**THE TASK**. Line by line, repeat the material below exactly and skip the images.

►

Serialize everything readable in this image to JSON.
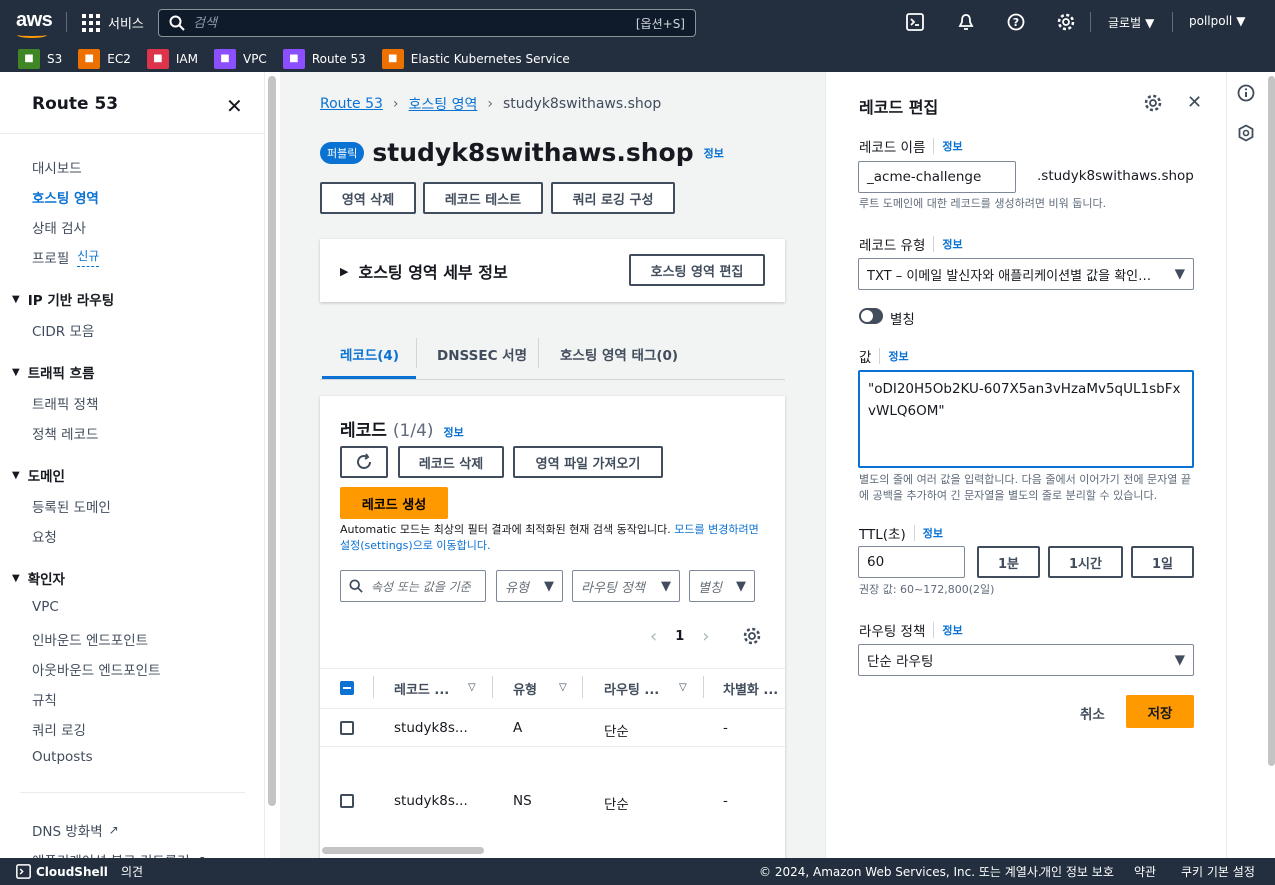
{
  "topnav": {
    "logo": "aws",
    "services_label": "서비스",
    "search_placeholder": "검색",
    "search_shortcut": "[옵션+S]",
    "region": "글로벌",
    "account": "pollpoll"
  },
  "favorites": [
    {
      "label": "S3",
      "color": "#3f8624",
      "icon": "s3-icon"
    },
    {
      "label": "EC2",
      "color": "#ed7100",
      "icon": "ec2-icon"
    },
    {
      "label": "IAM",
      "color": "#dd344c",
      "icon": "iam-icon"
    },
    {
      "label": "VPC",
      "color": "#8c4fff",
      "icon": "vpc-icon"
    },
    {
      "label": "Route 53",
      "color": "#8c4fff",
      "icon": "route53-icon"
    },
    {
      "label": "Elastic Kubernetes Service",
      "color": "#ed7100",
      "icon": "eks-icon"
    }
  ],
  "sidebar": {
    "title": "Route 53",
    "items": {
      "dashboard": "대시보드",
      "hosted_zones": "호스팅 영역",
      "health_checks": "상태 검사",
      "profiles": "프로필",
      "new_badge": "신규",
      "ip_routing": "IP 기반 라우팅",
      "cidr": "CIDR 모음",
      "traffic_flow": "트래픽 흐름",
      "traffic_policies": "트래픽 정책",
      "policy_records": "정책 레코드",
      "domains": "도메인",
      "registered_domains": "등록된 도메인",
      "requests": "요청",
      "resolver": "확인자",
      "vpc": "VPC",
      "inbound": "인바운드 엔드포인트",
      "outbound": "아웃바운드 엔드포인트",
      "rules": "규칙",
      "query_logging": "쿼리 로깅",
      "outposts": "Outposts",
      "dns_firewall": "DNS 방화벽",
      "app_recovery": "애플리케이션 복구 컨트롤러"
    }
  },
  "main": {
    "breadcrumb": [
      "Route 53",
      "호스팅 영역",
      "studyk8swithaws.shop"
    ],
    "badge": "퍼블릭",
    "zone_name": "studyk8swithaws.shop",
    "info": "정보",
    "buttons": {
      "delete_zone": "영역 삭제",
      "test_record": "레코드 테스트",
      "query_log": "쿼리 로깅 구성"
    },
    "details_title": "호스팅 영역 세부 정보",
    "edit_zone": "호스팅 영역 편집",
    "tabs": [
      "레코드(4)",
      "DNSSEC 서명",
      "호스팅 영역 태그(0)"
    ],
    "records_title": "레코드",
    "records_count": "(1/4)",
    "delete_record": "레코드 삭제",
    "import_zone": "영역 파일 가져오기",
    "create_record": "레코드 생성",
    "automatic_note": "Automatic 모드는 최상의 필터 결과에 최적화된 현재 검색 동작입니다.",
    "automatic_link": "모드를 변경하려면 설정(settings)으로 이동합니다.",
    "filter_placeholder": "속성 또는 값을 기준",
    "filter_type": "유형",
    "filter_routing": "라우팅 정책",
    "filter_alias": "별칭",
    "page": "1",
    "columns": [
      "레코드 ...",
      "유형",
      "라우팅 ...",
      "차별화 ..."
    ],
    "rows": [
      {
        "name": "studyk8s...",
        "type": "A",
        "routing": "단순",
        "diff": "-"
      },
      {
        "name": "studyk8s...",
        "type": "NS",
        "routing": "단순",
        "diff": "-"
      }
    ]
  },
  "editor": {
    "title": "레코드 편집",
    "info": "정보",
    "name_label": "레코드 이름",
    "name_value": "_acme-challenge",
    "name_suffix": ".studyk8swithaws.shop",
    "name_hint": "루트 도메인에 대한 레코드를 생성하려면 비워 둡니다.",
    "type_label": "레코드 유형",
    "type_value": "TXT – 이메일 발신자와 애플리케이션별 값을 확인…",
    "alias_label": "별칭",
    "value_label": "값",
    "value_text": "\"oDI20H5Ob2KU-607X5an3vHzaMv5qUL1sbFxvWLQ6OM\"",
    "value_hint": "별도의 줄에 여러 값을 입력합니다. 다음 줄에서 이어가기 전에 문자열 끝에 공백을 추가하여 긴 문자열을 별도의 줄로 분리할 수 있습니다.",
    "ttl_label": "TTL(초)",
    "ttl_value": "60",
    "ttl_1m": "1분",
    "ttl_1h": "1시간",
    "ttl_1d": "1일",
    "ttl_hint": "권장 값: 60~172,800(2일)",
    "routing_label": "라우팅 정책",
    "routing_value": "단순 라우팅",
    "cancel": "취소",
    "save": "저장"
  },
  "footer": {
    "cloudshell": "CloudShell",
    "feedback": "의견",
    "copyright": "© 2024, Amazon Web Services, Inc. 또는 계열사.",
    "privacy": "개인 정보 보호",
    "terms": "약관",
    "cookies": "쿠키 기본 설정"
  },
  "colors": {
    "accent": "#0972d3",
    "primary_button": "#ff9900",
    "topbar": "#232f3e"
  }
}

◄

**EXERCISE RESPONSE**.
Serialize everything readable in this image to JSON.
{
  "topnav": {
    "logo": "aws",
    "services_label": "서비스",
    "search_placeholder": "검색",
    "search_shortcut": "[옵션+S]",
    "region": "글로벌",
    "account": "pollpoll"
  },
  "favorites": [
    {
      "label": "S3",
      "color": "#3f8624",
      "icon": "s3-icon"
    },
    {
      "label": "EC2",
      "color": "#ed7100",
      "icon": "ec2-icon"
    },
    {
      "label": "IAM",
      "color": "#dd344c",
      "icon": "iam-icon"
    },
    {
      "label": "VPC",
      "color": "#8c4fff",
      "icon": "vpc-icon"
    },
    {
      "label": "Route 53",
      "color": "#8c4fff",
      "icon": "route53-icon"
    },
    {
      "label": "Elastic Kubernetes Service",
      "color": "#ed7100",
      "icon": "eks-icon"
    }
  ],
  "sidebar": {
    "title": "Route 53",
    "items": {
      "dashboard": "대시보드",
      "hosted_zones": "호스팅 영역",
      "health_checks": "상태 검사",
      "profiles": "프로필",
      "new_badge": "신규",
      "ip_routing": "IP 기반 라우팅",
      "cidr": "CIDR 모음",
      "traffic_flow": "트래픽 흐름",
      "traffic_policies": "트래픽 정책",
      "policy_records": "정책 레코드",
      "domains": "도메인",
      "registered_domains": "등록된 도메인",
      "requests": "요청",
      "resolver": "확인자",
      "vpc": "VPC",
      "inbound": "인바운드 엔드포인트",
      "outbound": "아웃바운드 엔드포인트",
      "rules": "규칙",
      "query_logging": "쿼리 로깅",
      "outposts": "Outposts",
      "dns_firewall": "DNS 방화벽",
      "app_recovery": "애플리케이션 복구 컨트롤러"
    }
  },
  "main": {
    "breadcrumb": [
      "Route 53",
      "호스팅 영역",
      "studyk8swithaws.shop"
    ],
    "badge": "퍼블릭",
    "zone_name": "studyk8swithaws.shop",
    "info": "정보",
    "buttons": {
      "delete_zone": "영역 삭제",
      "test_record": "레코드 테스트",
      "query_log": "쿼리 로깅 구성"
    },
    "details_title": "호스팅 영역 세부 정보",
    "edit_zone": "호스팅 영역 편집",
    "tabs": [
      "레코드(4)",
      "DNSSEC 서명",
      "호스팅 영역 태그(0)"
    ],
    "records_title": "레코드",
    "records_count": "(1/4)",
    "delete_record": "레코드 삭제",
    "import_zone": "영역 파일 가져오기",
    "create_record": "레코드 생성",
    "automatic_note": "Automatic 모드는 최상의 필터 결과에 최적화된 현재 검색 동작입니다.",
    "automatic_link": "모드를 변경하려면 설정(settings)으로 이동합니다.",
    "filter_placeholder": "속성 또는 값을 기준",
    "filter_type": "유형",
    "filter_routing": "라우팅 정책",
    "filter_alias": "별칭",
    "page": "1",
    "columns": [
      "레코드 ...",
      "유형",
      "라우팅 ...",
      "차별화 ..."
    ],
    "rows": [
      {
        "name": "studyk8s...",
        "type": "A",
        "routing": "단순",
        "diff": "-"
      },
      {
        "name": "studyk8s...",
        "type": "NS",
        "routing": "단순",
        "diff": "-"
      }
    ]
  },
  "editor": {
    "title": "레코드 편집",
    "info": "정보",
    "name_label": "레코드 이름",
    "name_value": "_acme-challenge",
    "name_suffix": ".studyk8swithaws.shop",
    "name_hint": "루트 도메인에 대한 레코드를 생성하려면 비워 둡니다.",
    "type_label": "레코드 유형",
    "type_value": "TXT – 이메일 발신자와 애플리케이션별 값을 확인…",
    "alias_label": "별칭",
    "value_label": "값",
    "value_text": "\"oDI20H5Ob2KU-607X5an3vHzaMv5qUL1sbFxvWLQ6OM\"",
    "value_hint": "별도의 줄에 여러 값을 입력합니다. 다음 줄에서 이어가기 전에 문자열 끝에 공백을 추가하여 긴 문자열을 별도의 줄로 분리할 수 있습니다.",
    "ttl_label": "TTL(초)",
    "ttl_value": "60",
    "ttl_1m": "1분",
    "ttl_1h": "1시간",
    "ttl_1d": "1일",
    "ttl_hint": "권장 값: 60~172,800(2일)",
    "routing_label": "라우팅 정책",
    "routing_value": "단순 라우팅",
    "cancel": "취소",
    "save": "저장"
  },
  "footer": {
    "cloudshell": "CloudShell",
    "feedback": "의견",
    "copyright": "© 2024, Amazon Web Services, Inc. 또는 계열사.",
    "privacy": "개인 정보 보호",
    "terms": "약관",
    "cookies": "쿠키 기본 설정"
  },
  "colors": {
    "accent": "#0972d3",
    "primary_button": "#ff9900",
    "topbar": "#232f3e"
  }
}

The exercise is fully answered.